Walking down Brunswick Street from Alexandra Parade (still in my 5km limit), I tried to spot signs specific to Melbourne in 2020. Situations we could never have imagined – such as long postponed acts at the Evelyn Hotel, or closed shops with instructions on click and collect. The Black Lives Matter posters on the walls of the fire brigade credit union stayed long enough for me to capture. A few days later they were gone, showing just how important it is to record these moments in history.
As lockdown 2 started to settle, and we were allowed out of our homes, I headed back to the top end of Brunswick Street. I wanted to illustrate the impact of the pandemic on the local community. I sat under a verandah at the corner of Westgarth Street and drew locals chatting on a mosaic chair wearing masks. Some things don’t change though. The building housed a butcher’s shop back in 1925 and it still does today.
When coronavirus arrived we all bunkered down at home. When we briefly emerged in June our little group decided to play it safe and stay away from crowds. So we moved north, and crossed the great divide of Alexandra Parade. I drew quickly, worried about another lockdown – and of course it happened. The first stop on my way out was at polyester records – closed, but within my 5 km boundary.
There is no end to eateries in Brunswick Street, but not many of them have an open fireplace like the Fitz to tempt cold sketchers on a rainy Melbourne morning. Opposite was, at one stage (sadly now gone) Attaboy Roy. It took us a while to realise we were drawing “Fitz – Roy”. The building that housed Brown and Scott’s Drapery in 1905 is now Polly Bar.
Spin around the corner of Johnston and Brunswick Street and you’ll see something completely different to draw in every direction. Change your view in a rooftop bar, and the world shifts again. That impossibly bendy IOOF building just never seems to make any sense, whatever the angle, but it and the old post office are still the landmarks they were in 1911.
Before the pandemic put an end to traveling overseas, our little gaggle of sketchers often enjoyed the company of international guests. The urban sketching community is known for its hospitality, and there is surely no better place to take a fellow artist than the Black Cat. We feel a real fondness for this Melbourne icon, and there is drawing inspiration in every direction.

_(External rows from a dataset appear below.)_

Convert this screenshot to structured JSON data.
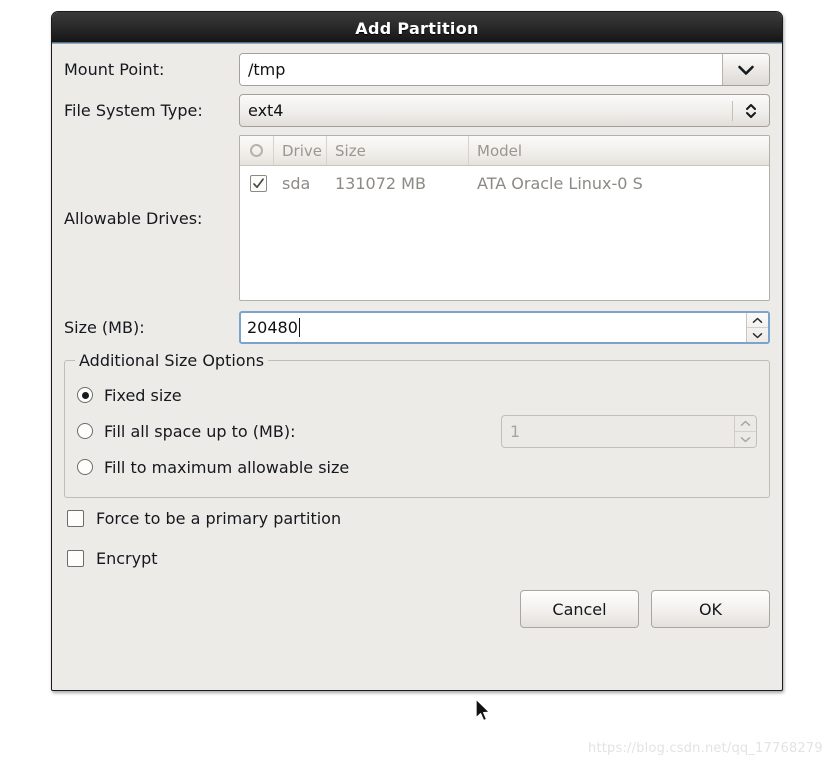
{
  "dialog": {
    "title": "Add Partition"
  },
  "mount_point": {
    "label": "Mount Point:",
    "value": "/tmp",
    "dropdown_icon": "chevron-down-icon"
  },
  "file_system_type": {
    "label": "File System Type:",
    "value": "ext4",
    "dropdown_icon": "chevron-up-down-icon"
  },
  "allowable_drives": {
    "label": "Allowable Drives:",
    "columns": [
      "",
      "Drive",
      "Size",
      "Model"
    ],
    "header_check_icon": "circle-icon",
    "rows": [
      {
        "checked": true,
        "drive": "sda",
        "size": "131072 MB",
        "model": "ATA Oracle Linux-0 S"
      }
    ]
  },
  "size": {
    "label": "Size (MB):",
    "value": "20480",
    "focused": true
  },
  "additional_size_options": {
    "title": "Additional Size Options",
    "options": [
      {
        "label": "Fixed size",
        "selected": true
      },
      {
        "label": "Fill all space up to (MB):",
        "selected": false
      },
      {
        "label": "Fill to maximum allowable size",
        "selected": false
      }
    ],
    "fill_up_to_value": "1",
    "fill_up_to_enabled": false
  },
  "checkboxes": [
    {
      "label": "Force to be a primary partition",
      "checked": false
    },
    {
      "label": "Encrypt",
      "checked": false
    }
  ],
  "buttons": {
    "cancel": "Cancel",
    "ok": "OK"
  },
  "watermark": "https://blog.csdn.net/qq_17768279",
  "colors": {
    "dialog_bg": "#edebe8",
    "titlebar": "#2c2c2c",
    "focus_border": "#7ba3cc",
    "title_accent": "#7d9ab6"
  }
}
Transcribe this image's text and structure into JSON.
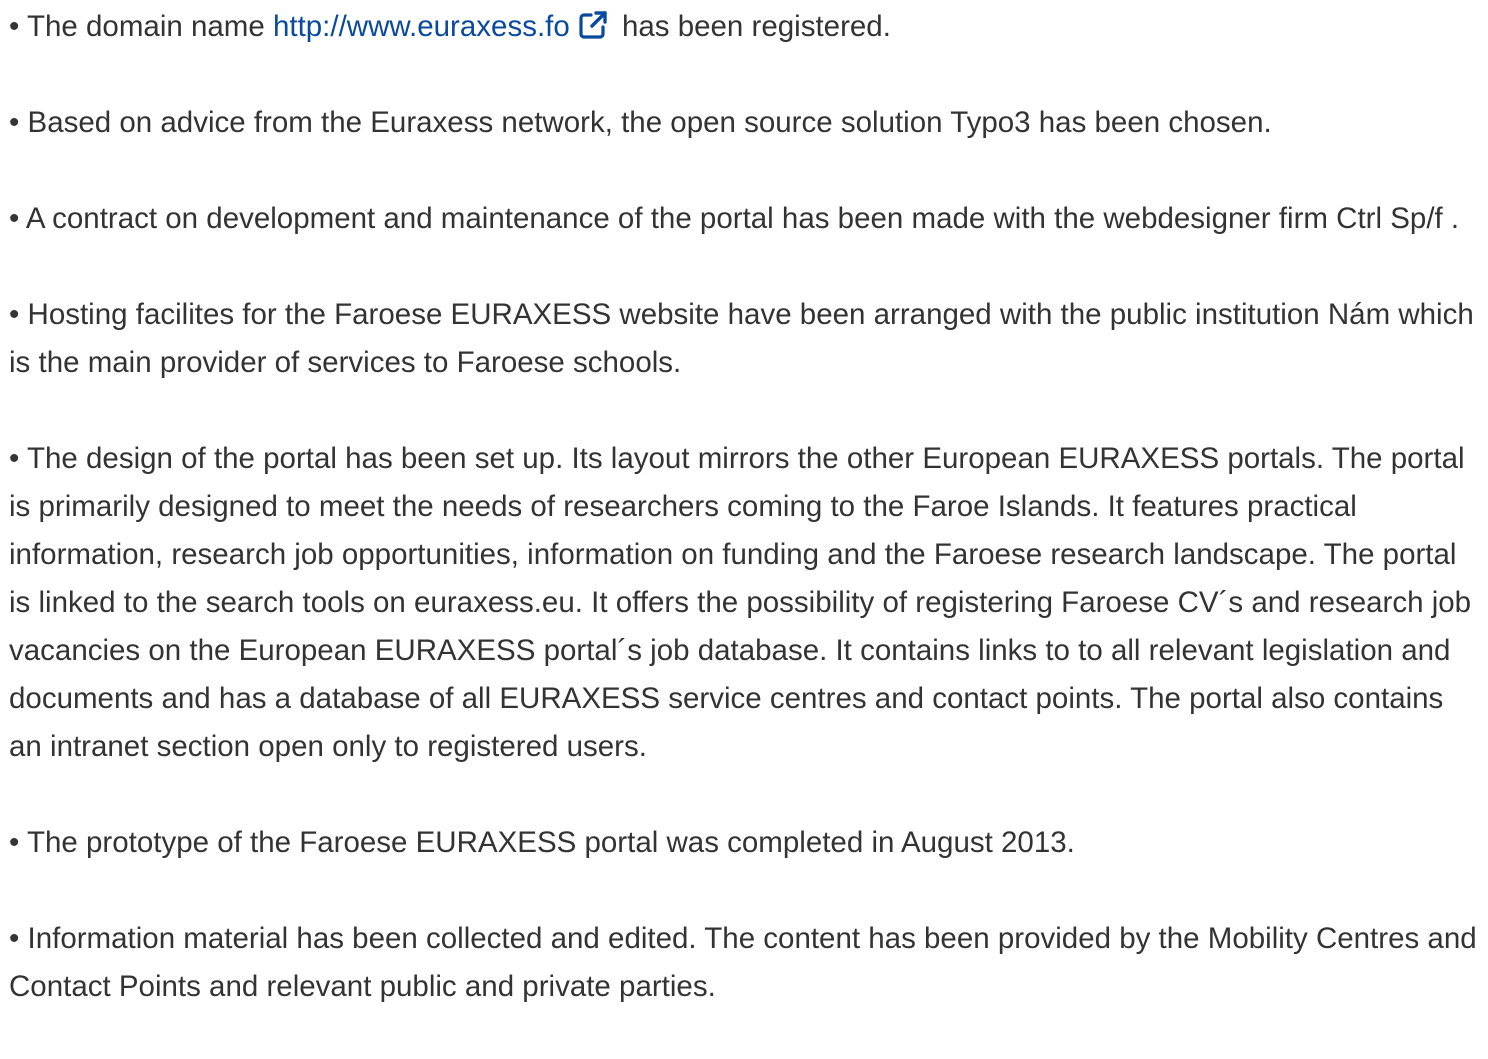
{
  "colors": {
    "text": "#333333",
    "link": "#0a4a9e",
    "background": "#ffffff"
  },
  "items": [
    {
      "prefix": "• The domain name ",
      "link_text": "http://www.euraxess.fo",
      "link_icon": "external-link-icon",
      "suffix": " has been registered."
    },
    {
      "text": "• Based on advice from the Euraxess network, the open source solution Typo3 has been chosen."
    },
    {
      "text": "• A contract on development and maintenance of the portal has been made with the webdesigner firm Ctrl Sp/f ."
    },
    {
      "text": "• Hosting facilites for the Faroese EURAXESS website have been arranged with the public institution Nám which is the main provider of services to Faroese schools."
    },
    {
      "text": "• The design of the portal has been set up. Its layout mirrors the other European EURAXESS portals. The portal is primarily designed to meet the needs of researchers coming to the Faroe Islands. It features practical information, research job opportunities, information on funding and the Faroese research landscape. The portal is linked to the search tools on euraxess.eu. It offers the possibility of registering Faroese CV´s and research job vacancies on the European EURAXESS portal´s job database. It contains links to to all relevant legislation and documents and has a database of all EURAXESS service centres and contact points. The portal also contains an intranet section open only to registered users."
    },
    {
      "text": "• The prototype of the Faroese EURAXESS portal was completed in August 2013."
    },
    {
      "text": "• Information material has been collected and edited. The content has been provided by the Mobility Centres and Contact Points and relevant public and private parties."
    }
  ]
}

The friendships I have made while sketching Brunswick Street have been an absolute joy, and it isn’t just about a shared love of art. Urban sketchers build up a mighty appetite when sitting out in the cold for a few hours, and after drawing all morning we wander up Brunswick Street for a fine lunch together. We are spoilt for choice. Of course, any café becomes another excuse for a sketch or two.
Fitzroy has been a place of constant change. The pink building crowned by birds in my drawing is almost unrecognisable unless you spot it next to Davies Drapers shop in 1861. I could see cracks which suggested a shapely curve over the windows when I was sketching, but couldn’t imagine what was missing. Sadly the beautiful draper’s shop on the corner has been torn down. What a loss.
Cohealth and the Brotherhood of St Laurence snuggle up opposite the housing commission flats. I love the green building next to cohealth and the bright red flowers flowing from the window box nearby. These must have been built after 1910, because the previous buildings exploded!
My friend Alf laughs at how long it took me to draw every building on the west side of Brunswick Street from Victoria Parade to Gertrude Street. He says it was a year, but he exaggerates – it was just six months. It was a special occasion as I picked up my sketching things and we finally crossed at the lights. Back in 1866 they didn’t seem to need traffic lights. Or did they?